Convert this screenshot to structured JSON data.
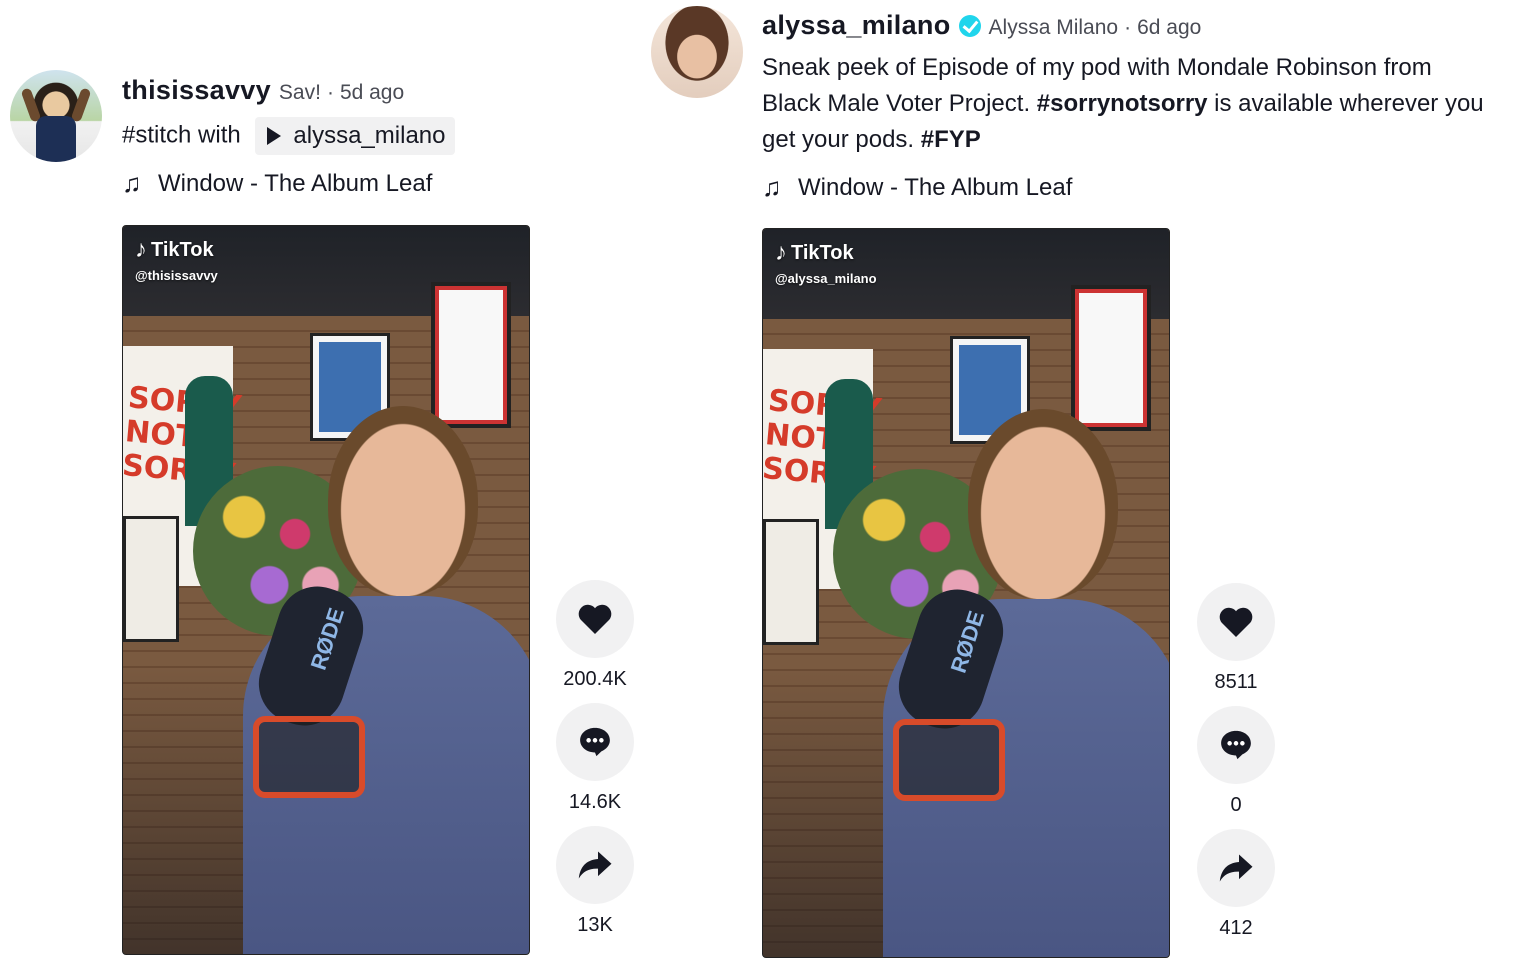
{
  "left_post": {
    "username": "thisissavvy",
    "display_name": "Sav!",
    "time_ago": "5d ago",
    "stitch_tag": "#stitch",
    "stitch_with": "with",
    "stitch_target": "alyssa_milano",
    "music": "Window - The Album Leaf",
    "video": {
      "brand": "TikTok",
      "handle": "@thisissavvy",
      "poster_text": "SORRY NOT SORRY",
      "mic_label": "RØDE"
    },
    "likes": "200.4K",
    "comments": "14.6K",
    "shares": "13K"
  },
  "right_post": {
    "username": "alyssa_milano",
    "display_name": "Alyssa Milano",
    "time_ago": "6d ago",
    "caption_line1": "Sneak peek of Episode of my pod with Mondale Robinson from",
    "caption_line2_pre": "Black Male Voter Project. ",
    "caption_tag1": "#sorrynotsorry",
    "caption_line2_post": " is available wherever you",
    "caption_line3_pre": "get your pods. ",
    "caption_tag2": "#FYP",
    "music": "Window - The Album Leaf",
    "video": {
      "brand": "TikTok",
      "handle": "@alyssa_milano",
      "poster_text": "SORRY NOT SORRY",
      "mic_label": "RØDE"
    },
    "likes": "8511",
    "comments": "0",
    "shares": "412"
  },
  "icons": {
    "music": "music-note-icon",
    "like": "heart-icon",
    "comment": "comment-icon",
    "share": "share-icon",
    "verified": "verified-badge-icon",
    "play": "play-icon"
  },
  "colors": {
    "verified": "#20d5ec",
    "text": "#161823",
    "button_bg": "#f1f1f2"
  }
}
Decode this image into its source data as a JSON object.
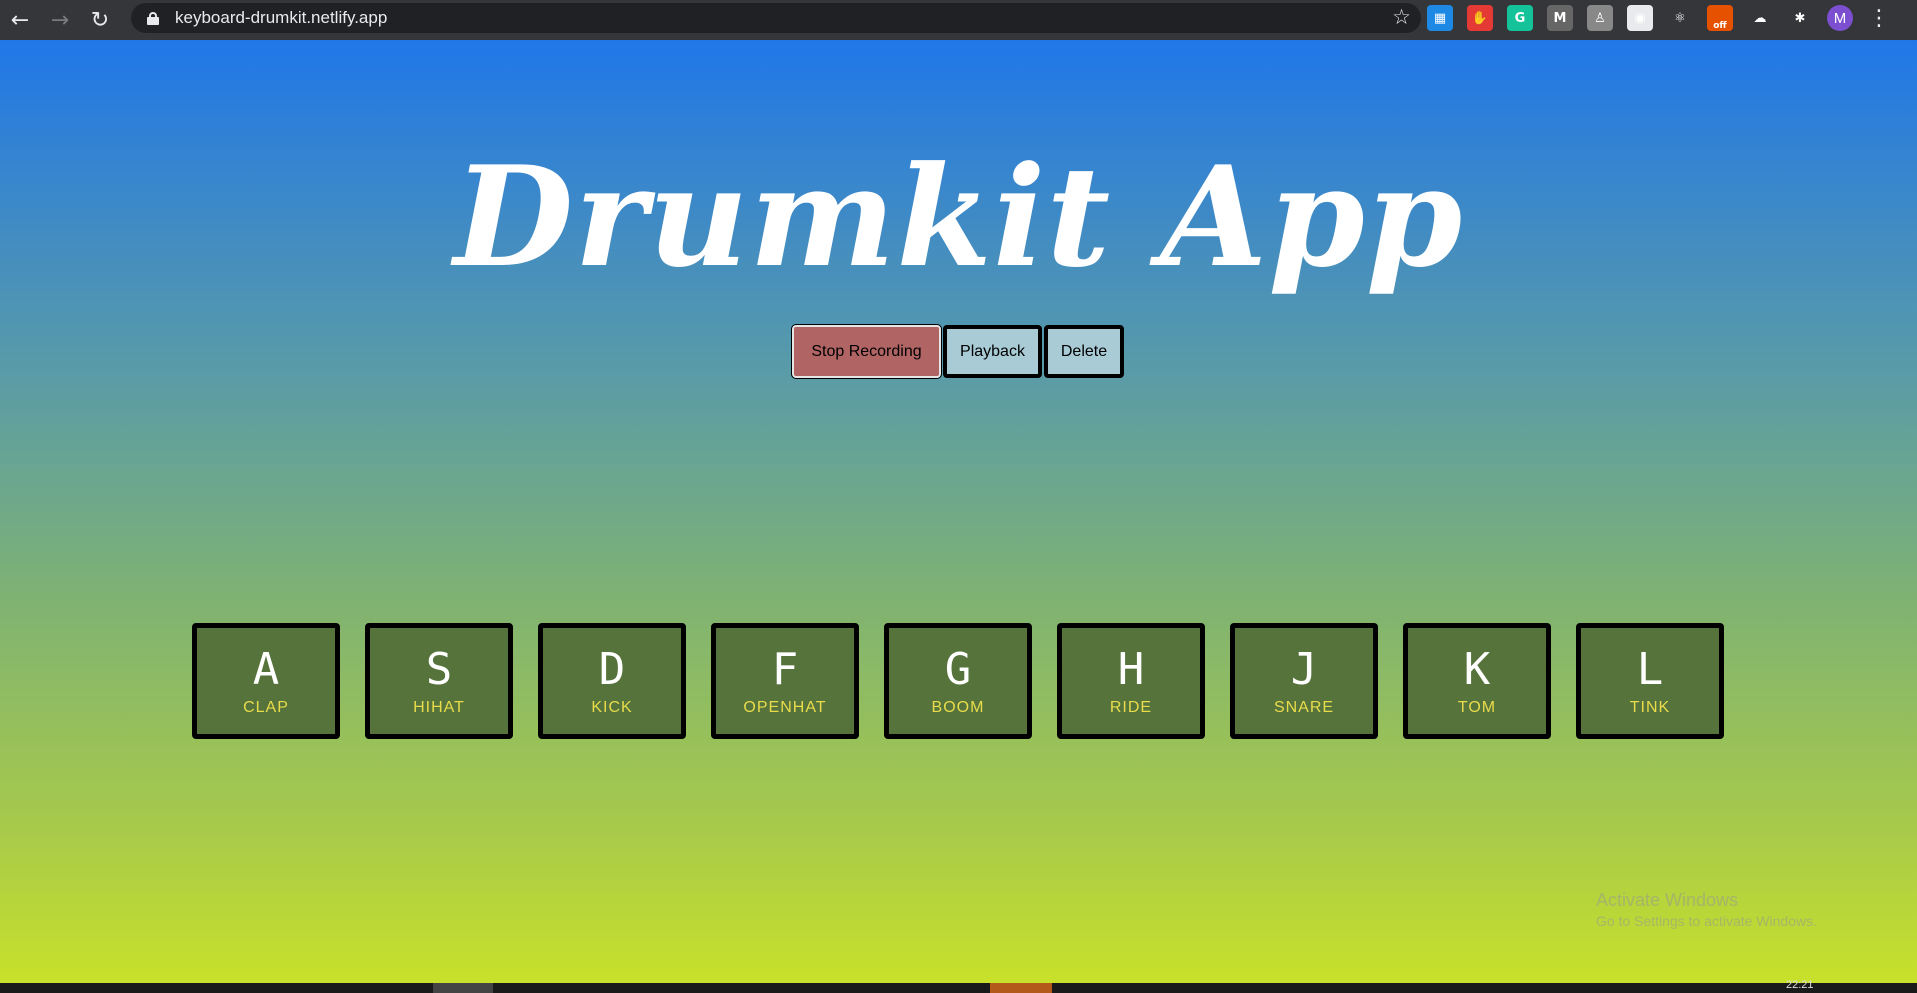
{
  "browser": {
    "url": "keyboard-drumkit.netlify.app",
    "back_icon": "←",
    "forward_icon": "→",
    "reload_icon": "↻",
    "star_icon": "☆",
    "menu_icon": "⋮",
    "extensions": [
      {
        "name": "trello-icon",
        "glyph": "▦",
        "color": "#1e88e5"
      },
      {
        "name": "adblock-icon",
        "glyph": "✋",
        "color": "#e53935"
      },
      {
        "name": "grammarly-icon",
        "glyph": "G",
        "color": "#15c39a"
      },
      {
        "name": "mailtrack-icon",
        "glyph": "M",
        "color": "#666666"
      },
      {
        "name": "ext-figure-icon",
        "glyph": "♙",
        "color": "#888888"
      },
      {
        "name": "ext-circle-icon",
        "glyph": "◉",
        "color": "#e8eaed"
      },
      {
        "name": "react-devtools-icon",
        "glyph": "⚛",
        "color": "#35363a"
      },
      {
        "name": "pdf-off-icon",
        "glyph": "off",
        "color": "#e65100"
      },
      {
        "name": "ext-cloud-icon",
        "glyph": "☁",
        "color": "#35363a"
      },
      {
        "name": "puzzle-icon",
        "glyph": "✱",
        "color": "#35363a"
      }
    ],
    "avatar_initial": "M"
  },
  "app": {
    "title": "Drumkit App",
    "buttons": {
      "record": "Stop Recording",
      "playback": "Playback",
      "delete": "Delete"
    },
    "colors": {
      "record_bg": "#b06464",
      "button_bg": "#a9cbd6",
      "key_bg": "#56733c",
      "key_sound": "#e9dc4a"
    },
    "keys": [
      {
        "letter": "A",
        "sound": "CLAP"
      },
      {
        "letter": "S",
        "sound": "HIHAT"
      },
      {
        "letter": "D",
        "sound": "KICK"
      },
      {
        "letter": "F",
        "sound": "OPENHAT"
      },
      {
        "letter": "G",
        "sound": "BOOM"
      },
      {
        "letter": "H",
        "sound": "RIDE"
      },
      {
        "letter": "J",
        "sound": "SNARE"
      },
      {
        "letter": "K",
        "sound": "TOM"
      },
      {
        "letter": "L",
        "sound": "TINK"
      }
    ]
  },
  "watermark": {
    "line1": "Activate Windows",
    "line2": "Go to Settings to activate Windows."
  },
  "taskbar": {
    "clock": "22:21"
  }
}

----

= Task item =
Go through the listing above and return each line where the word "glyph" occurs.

= Exercise answer =
        "glyph": "▦",
        "glyph": "✋",
        "glyph": "G",
        "glyph": "M",
        "glyph": "♙",
        "glyph": "◉",
        "glyph": "⚛",
        "glyph": "off",
        "glyph": "☁",
        "glyph": "✱",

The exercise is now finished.